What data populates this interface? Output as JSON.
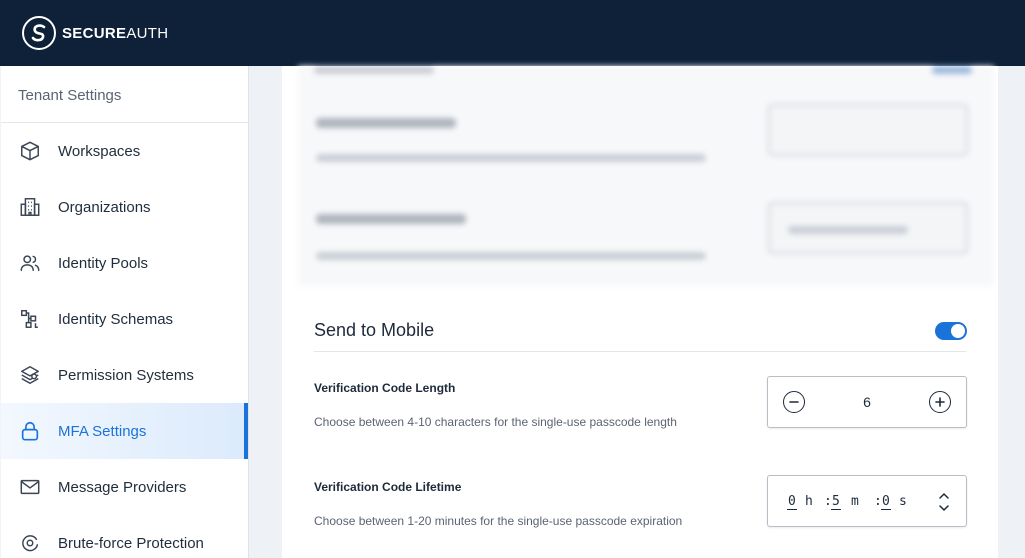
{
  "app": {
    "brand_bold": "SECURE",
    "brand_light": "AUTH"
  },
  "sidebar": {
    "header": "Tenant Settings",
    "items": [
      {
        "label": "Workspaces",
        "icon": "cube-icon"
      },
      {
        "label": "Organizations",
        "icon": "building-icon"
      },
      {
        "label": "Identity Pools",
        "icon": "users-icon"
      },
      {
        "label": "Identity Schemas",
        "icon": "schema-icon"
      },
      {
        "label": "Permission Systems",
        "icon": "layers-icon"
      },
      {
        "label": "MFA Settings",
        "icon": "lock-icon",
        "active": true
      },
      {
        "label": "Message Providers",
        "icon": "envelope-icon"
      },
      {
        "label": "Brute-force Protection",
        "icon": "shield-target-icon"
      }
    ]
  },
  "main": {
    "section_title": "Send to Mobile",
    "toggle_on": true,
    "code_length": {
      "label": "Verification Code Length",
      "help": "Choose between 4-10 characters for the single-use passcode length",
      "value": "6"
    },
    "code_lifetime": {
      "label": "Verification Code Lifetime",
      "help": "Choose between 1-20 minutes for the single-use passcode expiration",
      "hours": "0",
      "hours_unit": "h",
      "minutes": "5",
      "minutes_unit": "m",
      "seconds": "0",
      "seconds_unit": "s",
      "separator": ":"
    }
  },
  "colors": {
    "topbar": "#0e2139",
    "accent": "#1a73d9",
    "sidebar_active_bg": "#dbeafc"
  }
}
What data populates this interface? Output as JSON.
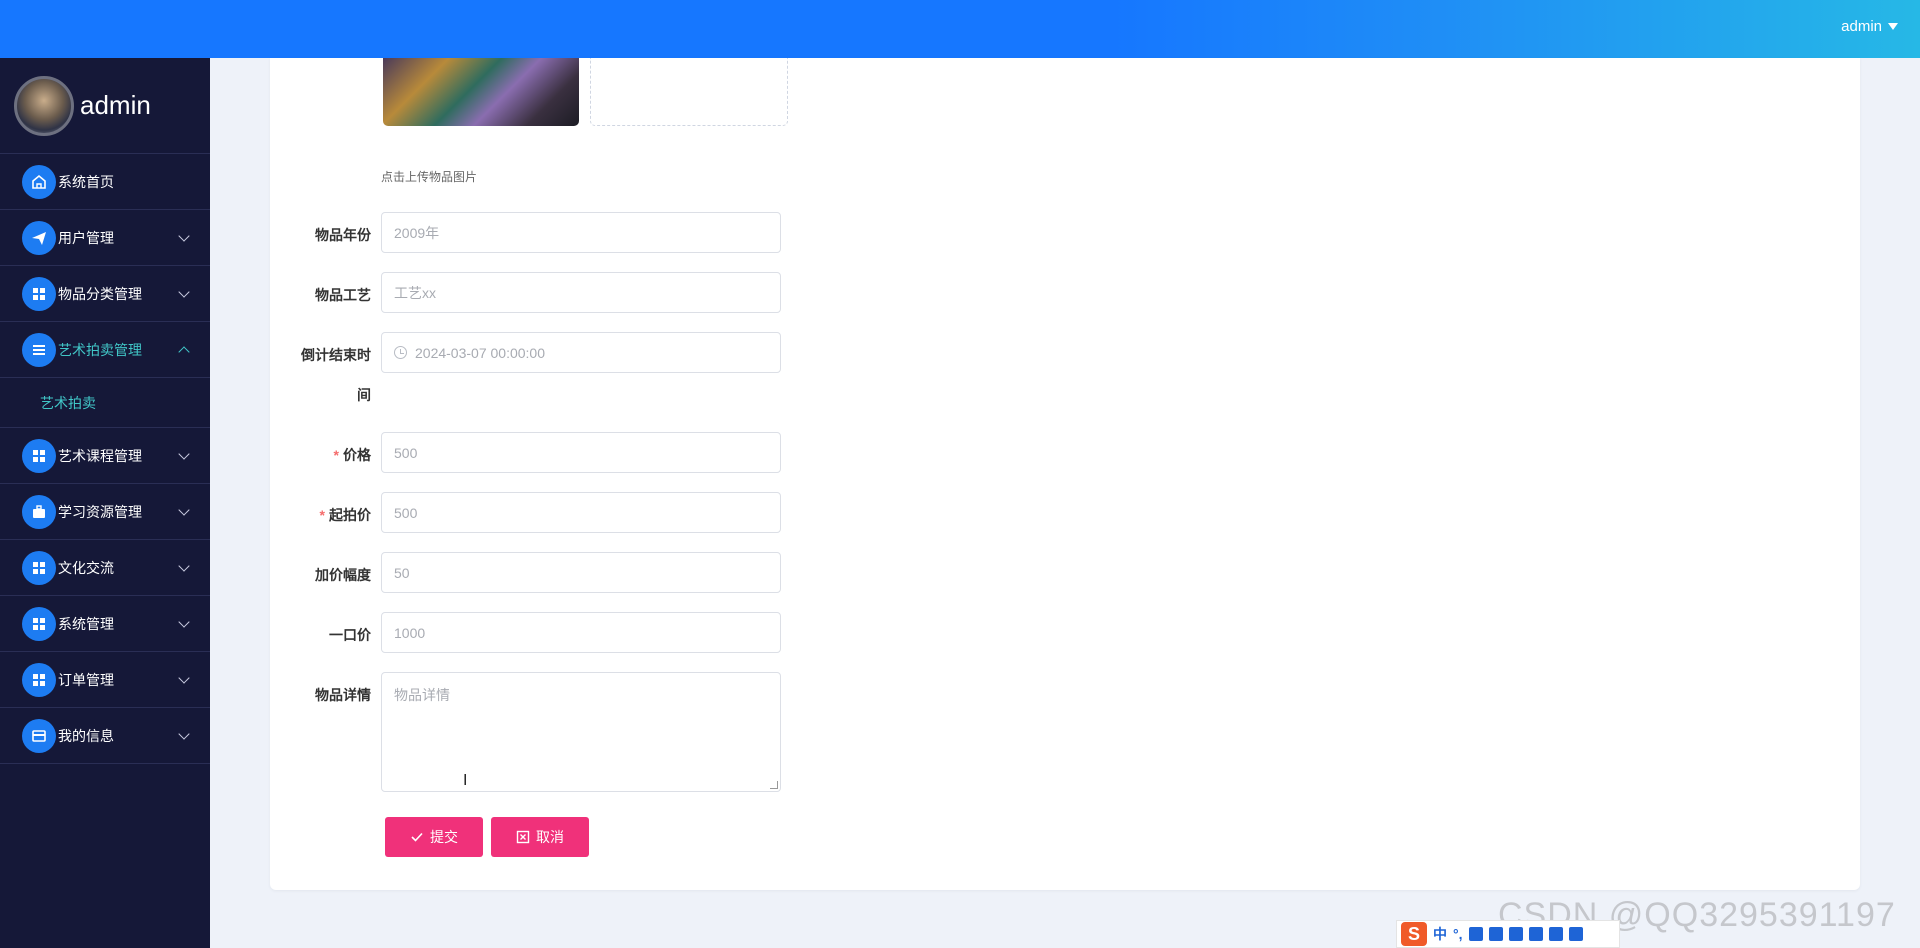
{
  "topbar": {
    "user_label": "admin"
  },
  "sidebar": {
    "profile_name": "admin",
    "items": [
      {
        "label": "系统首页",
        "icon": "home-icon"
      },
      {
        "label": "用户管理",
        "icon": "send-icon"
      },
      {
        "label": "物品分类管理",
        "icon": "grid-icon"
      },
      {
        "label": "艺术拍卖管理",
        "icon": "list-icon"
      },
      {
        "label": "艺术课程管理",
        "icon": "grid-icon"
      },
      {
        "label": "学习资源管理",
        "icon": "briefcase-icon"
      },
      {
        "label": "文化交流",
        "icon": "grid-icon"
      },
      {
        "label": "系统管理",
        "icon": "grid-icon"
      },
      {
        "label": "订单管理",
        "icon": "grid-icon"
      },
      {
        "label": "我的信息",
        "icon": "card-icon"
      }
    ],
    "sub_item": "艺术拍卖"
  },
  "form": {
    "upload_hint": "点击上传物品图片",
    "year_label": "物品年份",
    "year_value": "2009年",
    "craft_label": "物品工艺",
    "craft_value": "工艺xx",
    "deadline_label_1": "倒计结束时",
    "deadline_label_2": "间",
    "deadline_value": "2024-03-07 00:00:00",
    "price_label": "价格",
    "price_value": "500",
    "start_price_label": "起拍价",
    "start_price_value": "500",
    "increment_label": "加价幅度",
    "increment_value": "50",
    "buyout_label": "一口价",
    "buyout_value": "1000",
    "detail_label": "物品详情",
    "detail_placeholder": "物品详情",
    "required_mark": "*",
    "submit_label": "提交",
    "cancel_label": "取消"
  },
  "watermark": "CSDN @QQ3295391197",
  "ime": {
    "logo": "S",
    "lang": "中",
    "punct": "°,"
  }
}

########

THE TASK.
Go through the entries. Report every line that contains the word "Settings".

WORKED SOLUTION.
    "header": "Tenant Settings",
        "label": "MFA Settings",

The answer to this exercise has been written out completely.